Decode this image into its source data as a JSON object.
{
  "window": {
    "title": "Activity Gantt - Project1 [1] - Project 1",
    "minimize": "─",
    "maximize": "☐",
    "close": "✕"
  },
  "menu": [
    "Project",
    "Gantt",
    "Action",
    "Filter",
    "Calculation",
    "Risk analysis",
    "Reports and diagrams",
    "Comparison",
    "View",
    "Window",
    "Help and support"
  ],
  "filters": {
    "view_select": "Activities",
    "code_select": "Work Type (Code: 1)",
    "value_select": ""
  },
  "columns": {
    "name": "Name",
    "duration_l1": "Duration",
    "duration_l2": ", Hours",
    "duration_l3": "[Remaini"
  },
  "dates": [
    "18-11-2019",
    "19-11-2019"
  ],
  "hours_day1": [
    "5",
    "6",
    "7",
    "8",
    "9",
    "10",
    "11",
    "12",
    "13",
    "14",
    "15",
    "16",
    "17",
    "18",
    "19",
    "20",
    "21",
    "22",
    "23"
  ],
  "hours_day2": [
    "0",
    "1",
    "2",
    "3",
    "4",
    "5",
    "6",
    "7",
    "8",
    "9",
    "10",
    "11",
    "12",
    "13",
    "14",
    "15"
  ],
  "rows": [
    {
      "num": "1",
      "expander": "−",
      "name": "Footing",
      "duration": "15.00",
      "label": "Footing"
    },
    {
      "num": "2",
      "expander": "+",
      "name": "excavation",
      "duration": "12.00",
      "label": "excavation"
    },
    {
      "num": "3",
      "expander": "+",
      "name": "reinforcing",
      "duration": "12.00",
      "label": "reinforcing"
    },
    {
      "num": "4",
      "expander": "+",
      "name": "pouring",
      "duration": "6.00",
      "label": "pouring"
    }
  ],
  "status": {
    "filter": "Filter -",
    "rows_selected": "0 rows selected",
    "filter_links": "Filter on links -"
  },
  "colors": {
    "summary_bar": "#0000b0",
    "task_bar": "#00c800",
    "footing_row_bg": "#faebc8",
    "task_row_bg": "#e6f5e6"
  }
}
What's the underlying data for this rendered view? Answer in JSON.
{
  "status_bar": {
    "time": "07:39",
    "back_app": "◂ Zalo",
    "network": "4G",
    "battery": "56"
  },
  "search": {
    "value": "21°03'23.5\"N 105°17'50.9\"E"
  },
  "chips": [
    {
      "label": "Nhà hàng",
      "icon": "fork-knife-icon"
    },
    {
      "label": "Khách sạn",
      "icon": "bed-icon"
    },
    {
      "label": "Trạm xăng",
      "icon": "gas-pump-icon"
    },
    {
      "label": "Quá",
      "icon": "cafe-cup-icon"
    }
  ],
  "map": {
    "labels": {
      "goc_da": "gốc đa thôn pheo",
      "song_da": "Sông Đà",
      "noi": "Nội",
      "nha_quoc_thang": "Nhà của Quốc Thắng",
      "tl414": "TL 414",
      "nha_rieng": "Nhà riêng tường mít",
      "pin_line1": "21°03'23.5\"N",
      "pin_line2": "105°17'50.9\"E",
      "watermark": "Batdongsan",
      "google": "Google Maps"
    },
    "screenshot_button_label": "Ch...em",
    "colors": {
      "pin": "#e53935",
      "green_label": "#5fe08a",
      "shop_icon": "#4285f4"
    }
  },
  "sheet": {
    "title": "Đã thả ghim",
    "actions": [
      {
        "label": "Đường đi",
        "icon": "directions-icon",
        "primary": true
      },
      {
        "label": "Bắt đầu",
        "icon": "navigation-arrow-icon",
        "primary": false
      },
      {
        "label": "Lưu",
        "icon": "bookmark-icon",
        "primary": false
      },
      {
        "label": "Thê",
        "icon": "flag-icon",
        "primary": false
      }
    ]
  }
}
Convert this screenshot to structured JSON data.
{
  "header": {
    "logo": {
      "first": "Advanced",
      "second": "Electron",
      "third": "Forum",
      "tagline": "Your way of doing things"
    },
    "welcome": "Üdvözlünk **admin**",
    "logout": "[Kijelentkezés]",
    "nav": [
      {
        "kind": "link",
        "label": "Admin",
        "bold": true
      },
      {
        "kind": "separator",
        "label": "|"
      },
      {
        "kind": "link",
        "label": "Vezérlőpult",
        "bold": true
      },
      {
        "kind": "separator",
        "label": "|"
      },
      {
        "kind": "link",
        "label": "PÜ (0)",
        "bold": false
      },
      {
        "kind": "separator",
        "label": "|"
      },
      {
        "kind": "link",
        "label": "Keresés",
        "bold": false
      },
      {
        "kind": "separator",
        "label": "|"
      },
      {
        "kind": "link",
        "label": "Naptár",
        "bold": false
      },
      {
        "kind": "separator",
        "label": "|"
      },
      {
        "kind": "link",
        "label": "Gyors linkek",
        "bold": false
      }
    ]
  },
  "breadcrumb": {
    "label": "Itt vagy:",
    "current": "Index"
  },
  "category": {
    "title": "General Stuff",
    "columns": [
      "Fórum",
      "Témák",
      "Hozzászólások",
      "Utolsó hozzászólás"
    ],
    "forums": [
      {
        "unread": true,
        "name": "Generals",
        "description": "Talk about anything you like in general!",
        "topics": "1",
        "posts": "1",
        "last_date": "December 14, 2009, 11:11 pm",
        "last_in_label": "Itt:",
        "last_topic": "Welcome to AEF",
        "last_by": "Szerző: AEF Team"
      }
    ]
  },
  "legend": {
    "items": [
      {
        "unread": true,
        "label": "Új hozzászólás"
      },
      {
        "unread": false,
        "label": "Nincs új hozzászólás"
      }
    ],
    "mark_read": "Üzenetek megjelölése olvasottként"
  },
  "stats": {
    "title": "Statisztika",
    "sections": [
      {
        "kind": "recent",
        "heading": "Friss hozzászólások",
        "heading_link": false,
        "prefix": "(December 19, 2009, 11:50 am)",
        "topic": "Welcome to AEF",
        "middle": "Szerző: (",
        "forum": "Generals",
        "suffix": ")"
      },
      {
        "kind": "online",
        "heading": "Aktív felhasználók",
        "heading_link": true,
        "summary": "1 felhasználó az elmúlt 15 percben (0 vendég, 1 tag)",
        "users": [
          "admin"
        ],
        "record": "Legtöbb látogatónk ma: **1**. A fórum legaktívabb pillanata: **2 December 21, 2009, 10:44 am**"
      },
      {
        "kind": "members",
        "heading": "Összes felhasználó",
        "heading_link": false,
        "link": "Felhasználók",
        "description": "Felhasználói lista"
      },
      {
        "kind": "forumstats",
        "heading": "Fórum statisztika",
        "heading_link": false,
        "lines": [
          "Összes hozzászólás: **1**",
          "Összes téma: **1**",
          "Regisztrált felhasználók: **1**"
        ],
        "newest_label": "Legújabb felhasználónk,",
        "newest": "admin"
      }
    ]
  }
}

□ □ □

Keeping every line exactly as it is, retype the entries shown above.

## [Worked solution]
Decode this image into its source data as a JSON object.
{
  "window": {
    "title": "Activity Gantt - Project1 [1] - Project 1",
    "minimize": "─",
    "maximize": "☐",
    "close": "✕"
  },
  "menu": [
    "Project",
    "Gantt",
    "Action",
    "Filter",
    "Calculation",
    "Risk analysis",
    "Reports and diagrams",
    "Comparison",
    "View",
    "Window",
    "Help and support"
  ],
  "filters": {
    "view_select": "Activities",
    "code_select": "Work Type (Code: 1)",
    "value_select": ""
  },
  "columns": {
    "name": "Name",
    "duration_l1": "Duration",
    "duration_l2": ", Hours",
    "duration_l3": "[Remaini"
  },
  "dates": [
    "18-11-2019",
    "19-11-2019"
  ],
  "hours_day1": [
    "5",
    "6",
    "7",
    "8",
    "9",
    "10",
    "11",
    "12",
    "13",
    "14",
    "15",
    "16",
    "17",
    "18",
    "19",
    "20",
    "21",
    "22",
    "23"
  ],
  "hours_day2": [
    "0",
    "1",
    "2",
    "3",
    "4",
    "5",
    "6",
    "7",
    "8",
    "9",
    "10",
    "11",
    "12",
    "13",
    "14",
    "15"
  ],
  "rows": [
    {
      "num": "1",
      "expander": "−",
      "name": "Footing",
      "duration": "15.00",
      "label": "Footing"
    },
    {
      "num": "2",
      "expander": "+",
      "name": "excavation",
      "duration": "12.00",
      "label": "excavation"
    },
    {
      "num": "3",
      "expander": "+",
      "name": "reinforcing",
      "duration": "12.00",
      "label": "reinforcing"
    },
    {
      "num": "4",
      "expander": "+",
      "name": "pouring",
      "duration": "6.00",
      "label": "pouring"
    }
  ],
  "status": {
    "filter": "Filter -",
    "rows_selected": "0 rows selected",
    "filter_links": "Filter on links -"
  },
  "colors": {
    "summary_bar": "#0000b0",
    "task_bar": "#00c800",
    "footing_row_bg": "#faebc8",
    "task_row_bg": "#e6f5e6"
  }
}
What's the underlying data for this rendered view? Answer in JSON.
{
  "status_bar": {
    "time": "07:39",
    "back_app": "◂ Zalo",
    "network": "4G",
    "battery": "56"
  },
  "search": {
    "value": "21°03'23.5\"N 105°17'50.9\"E"
  },
  "chips": [
    {
      "label": "Nhà hàng",
      "icon": "fork-knife-icon"
    },
    {
      "label": "Khách sạn",
      "icon": "bed-icon"
    },
    {
      "label": "Trạm xăng",
      "icon": "gas-pump-icon"
    },
    {
      "label": "Quá",
      "icon": "cafe-cup-icon"
    }
  ],
  "map": {
    "labels": {
      "goc_da": "gốc đa thôn pheo",
      "song_da": "Sông Đà",
      "noi": "Nội",
      "nha_quoc_thang": "Nhà của Quốc Thắng",
      "tl414": "TL 414",
      "nha_rieng": "Nhà riêng tường mít",
      "pin_line1": "21°03'23.5\"N",
      "pin_line2": "105°17'50.9\"E",
      "watermark": "Batdongsan",
      "google": "Google Maps"
    },
    "screenshot_button_label": "Ch...em",
    "colors": {
      "pin": "#e53935",
      "green_label": "#5fe08a",
      "shop_icon": "#4285f4"
    }
  },
  "sheet": {
    "title": "Đã thả ghim",
    "actions": [
      {
        "label": "Đường đi",
        "icon": "directions-icon",
        "primary": true
      },
      {
        "label": "Bắt đầu",
        "icon": "navigation-arrow-icon",
        "primary": false
      },
      {
        "label": "Lưu",
        "icon": "bookmark-icon",
        "primary": false
      },
      {
        "label": "Thê",
        "icon": "flag-icon",
        "primary": false
      }
    ]
  }
}
Convert this screenshot to structured JSON data.
{
  "header": {
    "logo": {
      "first": "Advanced",
      "second": "Electron",
      "third": "Forum",
      "tagline": "Your way of doing things"
    },
    "welcome": "Üdvözlünk **admin**",
    "logout": "[Kijelentkezés]",
    "nav": [
      {
        "kind": "link",
        "label": "Admin",
        "bold": true
      },
      {
        "kind": "separator",
        "label": "|"
      },
      {
        "kind": "link",
        "label": "Vezérlőpult",
        "bold": true
      },
      {
        "kind": "separator",
        "label": "|"
      },
      {
        "kind": "link",
        "label": "PÜ (0)",
        "bold": false
      },
      {
        "kind": "separator",
        "label": "|"
      },
      {
        "kind": "link",
        "label": "Keresés",
        "bold": false
      },
      {
        "kind": "separator",
        "label": "|"
      },
      {
        "kind": "link",
        "label": "Naptár",
        "bold": false
      },
      {
        "kind": "separator",
        "label": "|"
      },
      {
        "kind": "link",
        "label": "Gyors linkek",
        "bold": false
      }
    ]
  },
  "breadcrumb": {
    "label": "Itt vagy:",
    "current": "Index"
  },
  "category": {
    "title": "General Stuff",
    "columns": [
      "Fórum",
      "Témák",
      "Hozzászólások",
      "Utolsó hozzászólás"
    ],
    "forums": [
      {
        "unread": true,
        "name": "Generals",
        "description": "Talk about anything you like in general!",
        "topics": "1",
        "posts": "1",
        "last_date": "December 14, 2009, 11:11 pm",
        "last_in_label": "Itt:",
        "last_topic": "Welcome to AEF",
        "last_by": "Szerző: AEF Team"
      }
    ]
  },
  "legend": {
    "items": [
      {
        "unread": true,
        "label": "Új hozzászólás"
      },
      {
        "unread": false,
        "label": "Nincs új hozzászólás"
      }
    ],
    "mark_read": "Üzenetek megjelölése olvasottként"
  },
  "stats": {
    "title": "Statisztika",
    "sections": [
      {
        "kind": "recent",
        "heading": "Friss hozzászólások",
        "heading_link": false,
        "prefix": "(December 19, 2009, 11:50 am)",
        "topic": "Welcome to AEF",
        "middle": "Szerző: (",
        "forum": "Generals",
        "suffix": ")"
      },
      {
        "kind": "online",
        "heading": "Aktív felhasználók",
        "heading_link": true,
        "summary": "1 felhasználó az elmúlt 15 percben (0 vendég, 1 tag)",
        "users": [
          "admin"
        ],
        "record": "Legtöbb látogatónk ma: **1**. A fórum legaktívabb pillanata: **2 December 21, 2009, 10:44 am**"
      },
      {
        "kind": "members",
        "heading": "Összes felhasználó",
        "heading_link": false,
        "link": "Felhasználók",
        "description": "Felhasználói lista"
      },
      {
        "kind": "forumstats",
        "heading": "Fórum statisztika",
        "heading_link": false,
        "lines": [
          "Összes hozzászólás: **1**",
          "Összes téma: **1**",
          "Regisztrált felhasználók: **1**"
        ],
        "newest_label": "Legújabb felhasználónk,",
        "newest": "admin"
      }
    ]
  }
}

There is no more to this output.